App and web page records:
* * *

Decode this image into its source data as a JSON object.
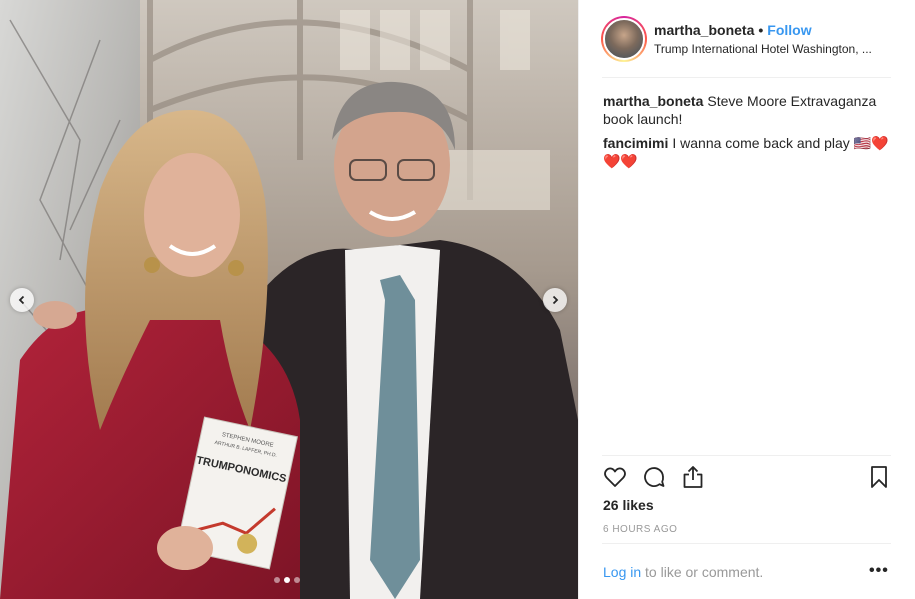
{
  "post": {
    "username": "martha_boneta",
    "separator": "•",
    "follow_label": "Follow",
    "location": "Trump International Hotel Washington, ..."
  },
  "comments": [
    {
      "user": "martha_boneta",
      "text": "Steve Moore Extravaganza book launch!"
    },
    {
      "user": "fancimimi",
      "text": "I wanna come back and play 🇺🇸❤️❤️❤️"
    }
  ],
  "engagement": {
    "likes": "26 likes",
    "timestamp": "6 HOURS AGO"
  },
  "footer": {
    "login_link": "Log in",
    "login_rest": " to like or comment.",
    "more_label": "•••"
  },
  "book": {
    "authors_line1": "STEPHEN MOORE",
    "authors_line2": "ARTHUR B. LAFFER, PH.D.",
    "title": "TRUMPONOMICS"
  },
  "carousel": {
    "slide_count": 3,
    "active_slide": 2
  },
  "icons": {
    "prev": "chevron-left-icon",
    "next": "chevron-right-icon",
    "like": "heart-icon",
    "comment": "comment-bubble-icon",
    "share": "share-icon",
    "save": "bookmark-icon"
  },
  "colors": {
    "link_blue": "#3897f0",
    "meta_gray": "#999999",
    "text": "#262626"
  }
}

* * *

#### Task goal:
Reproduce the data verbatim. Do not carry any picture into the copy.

#### Result of the task:
Decode this image into its source data as a JSON object.
{
  "post": {
    "username": "martha_boneta",
    "separator": "•",
    "follow_label": "Follow",
    "location": "Trump International Hotel Washington, ..."
  },
  "comments": [
    {
      "user": "martha_boneta",
      "text": "Steve Moore Extravaganza book launch!"
    },
    {
      "user": "fancimimi",
      "text": "I wanna come back and play 🇺🇸❤️❤️❤️"
    }
  ],
  "engagement": {
    "likes": "26 likes",
    "timestamp": "6 HOURS AGO"
  },
  "footer": {
    "login_link": "Log in",
    "login_rest": " to like or comment.",
    "more_label": "•••"
  },
  "book": {
    "authors_line1": "STEPHEN MOORE",
    "authors_line2": "ARTHUR B. LAFFER, PH.D.",
    "title": "TRUMPONOMICS"
  },
  "carousel": {
    "slide_count": 3,
    "active_slide": 2
  },
  "icons": {
    "prev": "chevron-left-icon",
    "next": "chevron-right-icon",
    "like": "heart-icon",
    "comment": "comment-bubble-icon",
    "share": "share-icon",
    "save": "bookmark-icon"
  },
  "colors": {
    "link_blue": "#3897f0",
    "meta_gray": "#999999",
    "text": "#262626"
  }
}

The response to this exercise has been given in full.